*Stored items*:
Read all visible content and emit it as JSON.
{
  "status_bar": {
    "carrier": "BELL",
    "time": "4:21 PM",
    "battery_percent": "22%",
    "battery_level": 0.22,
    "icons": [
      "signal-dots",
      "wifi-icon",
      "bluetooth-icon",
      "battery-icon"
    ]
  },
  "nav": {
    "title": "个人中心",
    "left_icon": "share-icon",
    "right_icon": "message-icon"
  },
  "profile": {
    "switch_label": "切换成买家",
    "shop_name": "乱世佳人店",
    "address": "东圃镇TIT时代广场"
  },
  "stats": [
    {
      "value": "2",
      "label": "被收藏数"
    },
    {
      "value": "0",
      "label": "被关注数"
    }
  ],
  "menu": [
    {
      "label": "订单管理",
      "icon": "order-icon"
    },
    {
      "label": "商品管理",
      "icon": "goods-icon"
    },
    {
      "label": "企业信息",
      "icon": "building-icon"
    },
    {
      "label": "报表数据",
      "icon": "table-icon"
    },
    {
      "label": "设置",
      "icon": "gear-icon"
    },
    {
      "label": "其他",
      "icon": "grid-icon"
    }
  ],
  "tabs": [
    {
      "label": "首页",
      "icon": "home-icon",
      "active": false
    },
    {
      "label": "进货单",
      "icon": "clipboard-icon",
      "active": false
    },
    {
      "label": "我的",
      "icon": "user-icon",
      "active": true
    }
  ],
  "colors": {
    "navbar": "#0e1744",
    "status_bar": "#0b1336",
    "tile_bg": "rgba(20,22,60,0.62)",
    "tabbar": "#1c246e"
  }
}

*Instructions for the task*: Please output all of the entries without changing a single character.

*Task result*:
Read all visible content and emit it as JSON.
{
  "status_bar": {
    "carrier": "BELL",
    "time": "4:21 PM",
    "battery_percent": "22%",
    "battery_level": 0.22,
    "icons": [
      "signal-dots",
      "wifi-icon",
      "bluetooth-icon",
      "battery-icon"
    ]
  },
  "nav": {
    "title": "个人中心",
    "left_icon": "share-icon",
    "right_icon": "message-icon"
  },
  "profile": {
    "switch_label": "切换成买家",
    "shop_name": "乱世佳人店",
    "address": "东圃镇TIT时代广场"
  },
  "stats": [
    {
      "value": "2",
      "label": "被收藏数"
    },
    {
      "value": "0",
      "label": "被关注数"
    }
  ],
  "menu": [
    {
      "label": "订单管理",
      "icon": "order-icon"
    },
    {
      "label": "商品管理",
      "icon": "goods-icon"
    },
    {
      "label": "企业信息",
      "icon": "building-icon"
    },
    {
      "label": "报表数据",
      "icon": "table-icon"
    },
    {
      "label": "设置",
      "icon": "gear-icon"
    },
    {
      "label": "其他",
      "icon": "grid-icon"
    }
  ],
  "tabs": [
    {
      "label": "首页",
      "icon": "home-icon",
      "active": false
    },
    {
      "label": "进货单",
      "icon": "clipboard-icon",
      "active": false
    },
    {
      "label": "我的",
      "icon": "user-icon",
      "active": true
    }
  ],
  "colors": {
    "navbar": "#0e1744",
    "status_bar": "#0b1336",
    "tile_bg": "rgba(20,22,60,0.62)",
    "tabbar": "#1c246e"
  }
}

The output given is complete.